Both the Mozambique Liberation Front-led (FRELIMO) government and the former rebel group turned main opposition party, the Mozambican National Resistance (RENAMO), have demands for the country’s political future. The strength of their agenda at the negotiating table cannot be separated from their strength of arms in the provinces.
Meanwhile, as the political elite hash out positions for their share of power, an economic crisis looms. This has been brought on by government debt mismanagement and corruption.
Peace dove, courtesy Dan Slee/Flickr
This article was originally published by OpenDemocracy on 1 June 2016.
“Get real!” they say, in a thousand different ways, but mostly as a call for conformity, not awakening.
At its best, spiritual life is fundamentally about a deeper engagement with reality, a turn towards the confounding fullness of life, not an attempt to escape it. The idea that a renewal of progressive politics might require a spiritual turn is therefore about courage, about squaring up to those neglected features of reality that have untapped political potential.
One way to get real is to consider Neal Lawson’s excellent analysis on the existential threats to social democracy. Many believe in a beneficent state that arose from an alignment of class, governance and the cold war, when politics was national and industrial. But this state is clearly failing to adapt to a global and post-industrial world.
Part of the solution, Lawson suggests, is that we need a more visceral appreciation for values and activities that are not materialistic. We can still love our homes and our gadgets, but we need to dethrone consumption as our lodestar and touchstone. That means fostering passion for the time rich, relationship rich, experience rich and purpose rich lives we want to live.
This article was originally published by the Harvard International Review on 11 December, 2015.
Risk Board in the Middle East

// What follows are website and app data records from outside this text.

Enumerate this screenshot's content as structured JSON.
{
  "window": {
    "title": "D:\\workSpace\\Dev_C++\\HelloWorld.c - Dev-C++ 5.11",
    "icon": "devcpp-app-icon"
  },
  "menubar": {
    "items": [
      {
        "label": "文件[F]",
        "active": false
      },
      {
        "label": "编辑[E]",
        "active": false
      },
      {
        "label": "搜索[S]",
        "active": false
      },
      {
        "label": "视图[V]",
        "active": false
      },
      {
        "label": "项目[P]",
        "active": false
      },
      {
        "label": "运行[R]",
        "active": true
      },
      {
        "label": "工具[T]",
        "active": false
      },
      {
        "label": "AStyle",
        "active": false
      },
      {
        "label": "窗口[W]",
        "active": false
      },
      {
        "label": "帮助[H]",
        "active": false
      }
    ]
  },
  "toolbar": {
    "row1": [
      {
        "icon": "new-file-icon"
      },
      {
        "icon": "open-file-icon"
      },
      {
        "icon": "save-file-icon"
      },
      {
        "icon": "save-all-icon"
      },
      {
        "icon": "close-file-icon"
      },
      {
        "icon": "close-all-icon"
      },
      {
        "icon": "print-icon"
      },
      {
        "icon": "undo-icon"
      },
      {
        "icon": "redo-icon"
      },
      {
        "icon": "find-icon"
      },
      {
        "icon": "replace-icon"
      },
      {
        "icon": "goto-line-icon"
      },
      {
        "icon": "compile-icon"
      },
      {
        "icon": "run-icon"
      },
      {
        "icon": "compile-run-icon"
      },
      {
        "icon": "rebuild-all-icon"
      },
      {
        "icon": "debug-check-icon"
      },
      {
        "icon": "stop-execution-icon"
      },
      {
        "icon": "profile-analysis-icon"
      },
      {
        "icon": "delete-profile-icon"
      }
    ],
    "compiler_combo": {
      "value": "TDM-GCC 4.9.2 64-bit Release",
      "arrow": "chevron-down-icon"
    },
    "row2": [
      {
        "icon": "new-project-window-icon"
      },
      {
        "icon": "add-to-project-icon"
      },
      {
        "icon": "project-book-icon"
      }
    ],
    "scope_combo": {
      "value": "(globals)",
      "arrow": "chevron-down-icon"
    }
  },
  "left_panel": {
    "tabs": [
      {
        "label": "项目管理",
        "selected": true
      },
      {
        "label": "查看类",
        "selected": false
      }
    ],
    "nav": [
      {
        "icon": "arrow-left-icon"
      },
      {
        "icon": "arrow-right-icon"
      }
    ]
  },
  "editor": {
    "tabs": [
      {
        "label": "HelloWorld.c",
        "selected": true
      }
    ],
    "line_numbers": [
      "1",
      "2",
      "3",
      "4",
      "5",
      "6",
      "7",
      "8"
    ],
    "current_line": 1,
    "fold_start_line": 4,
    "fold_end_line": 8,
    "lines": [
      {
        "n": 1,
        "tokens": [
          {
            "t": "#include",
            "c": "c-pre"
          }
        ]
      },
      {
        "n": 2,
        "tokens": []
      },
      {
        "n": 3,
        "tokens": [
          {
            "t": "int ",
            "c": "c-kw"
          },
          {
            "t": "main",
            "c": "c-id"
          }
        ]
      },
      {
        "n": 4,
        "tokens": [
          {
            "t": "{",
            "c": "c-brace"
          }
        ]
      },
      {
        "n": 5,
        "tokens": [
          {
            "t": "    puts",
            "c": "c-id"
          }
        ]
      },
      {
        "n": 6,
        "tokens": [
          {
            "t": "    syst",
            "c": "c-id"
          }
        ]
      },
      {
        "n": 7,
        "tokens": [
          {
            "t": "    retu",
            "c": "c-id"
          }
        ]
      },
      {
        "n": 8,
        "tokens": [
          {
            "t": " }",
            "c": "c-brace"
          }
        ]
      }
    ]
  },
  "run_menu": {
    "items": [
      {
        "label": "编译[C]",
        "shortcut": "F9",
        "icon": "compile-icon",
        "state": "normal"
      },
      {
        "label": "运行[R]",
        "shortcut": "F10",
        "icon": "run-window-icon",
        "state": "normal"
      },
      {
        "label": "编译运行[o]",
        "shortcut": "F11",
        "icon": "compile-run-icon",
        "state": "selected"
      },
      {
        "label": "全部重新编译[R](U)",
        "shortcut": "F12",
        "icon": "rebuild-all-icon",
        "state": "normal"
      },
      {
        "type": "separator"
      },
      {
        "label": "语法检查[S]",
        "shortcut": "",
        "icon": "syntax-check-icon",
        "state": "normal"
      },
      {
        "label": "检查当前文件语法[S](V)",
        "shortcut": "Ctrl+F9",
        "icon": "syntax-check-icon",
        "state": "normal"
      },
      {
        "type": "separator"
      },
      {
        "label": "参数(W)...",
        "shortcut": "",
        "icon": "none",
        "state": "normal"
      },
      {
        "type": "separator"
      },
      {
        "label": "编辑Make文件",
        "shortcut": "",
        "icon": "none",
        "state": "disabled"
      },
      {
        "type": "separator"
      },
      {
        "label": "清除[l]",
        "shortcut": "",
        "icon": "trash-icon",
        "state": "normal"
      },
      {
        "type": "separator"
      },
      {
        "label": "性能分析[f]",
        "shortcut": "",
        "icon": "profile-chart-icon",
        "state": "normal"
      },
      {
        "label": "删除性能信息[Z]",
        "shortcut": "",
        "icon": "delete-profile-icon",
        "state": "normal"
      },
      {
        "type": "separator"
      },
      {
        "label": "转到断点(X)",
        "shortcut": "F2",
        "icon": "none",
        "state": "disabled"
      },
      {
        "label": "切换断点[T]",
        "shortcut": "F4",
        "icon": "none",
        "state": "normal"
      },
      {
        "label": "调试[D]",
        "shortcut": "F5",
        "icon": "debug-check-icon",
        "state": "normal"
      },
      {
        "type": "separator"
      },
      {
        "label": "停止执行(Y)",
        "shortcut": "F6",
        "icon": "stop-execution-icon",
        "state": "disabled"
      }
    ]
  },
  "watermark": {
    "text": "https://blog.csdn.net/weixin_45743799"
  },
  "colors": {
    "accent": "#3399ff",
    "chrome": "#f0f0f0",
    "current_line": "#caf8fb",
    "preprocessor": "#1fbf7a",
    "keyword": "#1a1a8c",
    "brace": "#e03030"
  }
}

In Sparrow’s narrative, the private and the public are intimately related, interconnected, and form a unity to explain relevant chapters of the American past.
Political scientist Bartholomew Sparrow has written what might be considered an unconventional work, The Strategist, a biography of Brent Scowcroft. His book is unconventional because biographies, even political biographies, are not typically written by political scientists – they are written by historians, journalists, or amateurs with a lot of energy and a fine pen. The political science community does not reward this work. We are scientists, not storytellers. We write about the science of politics, not about the lives of politicians. We are scientists who want, as professor Dietrich Rueschemeyer stated in Capitalist Development and Democracy to “go beyond conventional history’s preoccupation with historical particularity and aim for theoretical generalizations,” and consequently, the specific, the detail, and the particular are unnecessary and avoidable. Almost twenty years ago the eminent political scientist Margaret Levi argued in A Model, a Method, and a Map: Rational Choice in Comparative Historical Analysis that “the rationalists are almost willing to sacrifice nuance for generalizability, detail for logic, a forfeiture most other comparativists would decline.” In this view, Sparrow’s biography of Scowcroft is not only unconventional, but is also an anomaly in political science.